44I’ll be updating this page as I pick up tools, so check at the bottom for new additions!
You have to have the right tools for the job, and building an airplane is no exception. In fact, it’s a requirement!
It can be daunting, however, to fill a tool box with everything you need. I decided to go the kit route, as there are several options from major suppliers. Plane Tools, Isham, and several others all have beginners tool kits for sale. I was lucky and found a new kit fore sale from an individual who decided not to start his build. Saving money is always nice.
Avery Tools is the supplier for this kit and it is a great start with almost everything you need to get going. They also allow you to customize the kit to your liking which saves money and space in the garage.
I also picked up a lightly used pneumatic squeezer and the DRDT2 dimpler, both of which have already paid for themselves with ease and precision. One note about the squeezer, I actually adjusted the safety lever such that it no longer requires me to push the actuating lever up and over to squeeze the plunger. It makes it a lot easier when handling the tool and ensuring I get the alignment correct and stay on the rivet. This is a danger and I do not recommend it to someone who is not comfortable with removing a safety feature of any tool.

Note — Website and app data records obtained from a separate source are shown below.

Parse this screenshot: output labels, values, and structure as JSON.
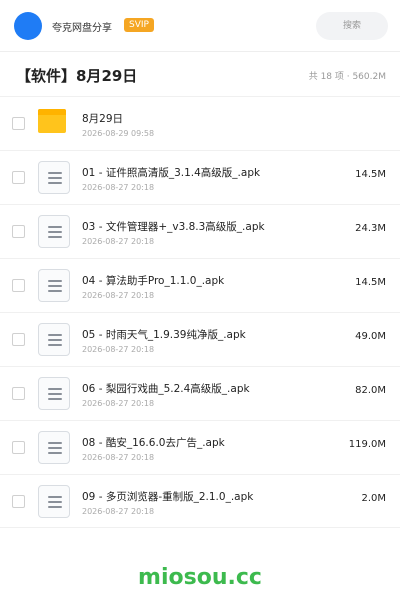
{
  "header": {
    "brand": "夸克网盘分享",
    "badge": "SVIP",
    "search_placeholder": "搜索"
  },
  "folder": {
    "title": "【软件】8月29日",
    "summary": "共 18 项 · 560.2M"
  },
  "files": [
    {
      "name": "8月29日",
      "date": "2026-08-29 09:58",
      "size": "",
      "icon": "folder-icon"
    },
    {
      "name": "01 - 证件照高清版_3.1.4高级版_.apk",
      "date": "2026-08-27 20:18",
      "size": "14.5M",
      "icon": "document-icon"
    },
    {
      "name": "03 - 文件管理器+_v3.8.3高级版_.apk",
      "date": "2026-08-27 20:18",
      "size": "24.3M",
      "icon": "document-icon"
    },
    {
      "name": "04 - 算法助手Pro_1.1.0_.apk",
      "date": "2026-08-27 20:18",
      "size": "14.5M",
      "icon": "document-icon"
    },
    {
      "name": "05 - 时雨天气_1.9.39纯净版_.apk",
      "date": "2026-08-27 20:18",
      "size": "49.0M",
      "icon": "document-icon"
    },
    {
      "name": "06 - 梨园行戏曲_5.2.4高级版_.apk",
      "date": "2026-08-27 20:18",
      "size": "82.0M",
      "icon": "document-icon"
    },
    {
      "name": "08 - 酷安_16.6.0去广告_.apk",
      "date": "2026-08-27 20:18",
      "size": "119.0M",
      "icon": "document-icon"
    },
    {
      "name": "09 - 多页浏览器-重制版_2.1.0_.apk",
      "date": "2026-08-27 20:18",
      "size": "2.0M",
      "icon": "document-icon"
    }
  ],
  "watermark": "miosou.cc",
  "colors": {
    "avatar": "#1f7cf5",
    "badge": "#f5a623",
    "folder": "#ffc41c",
    "watermark": "#3dba4e"
  }
}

All of this is in a tool box from Harbor Freight that I picked up with a lot of other random supplies for the garage including tool stands, clamps, stools, etc.
The power tools everyone recommends wont be used much, but should be handy when the need arises. A used band saw, new Ryobi drill press, grinder, and combination belt sander and disc sander line one way of the garage.
The power behind all of the pneumatic tools comes from a Kobalt 60 gallon air compressor. This was the next biggest purchase but worth it! Yes, you can probably use a smaller unit but this allows plenty of time in between cycles to cool and provides plenty of pressure and volume for all the tools and paint guns I may use in the future. I plumbed it into a filter/lubricator and air reel in the ceiling.
I got tired of spinning the deburring tool and took other’s advice by picking up an electric screwdriver from Lowe’s Aircraft Supply store. This Skil 4-volt 1/4″ drive screwdriver fits the bill. It’s got a slow RPM which is perfect for deburring and accepts a 1/4″ drive adapter which holds a standard deburring bit.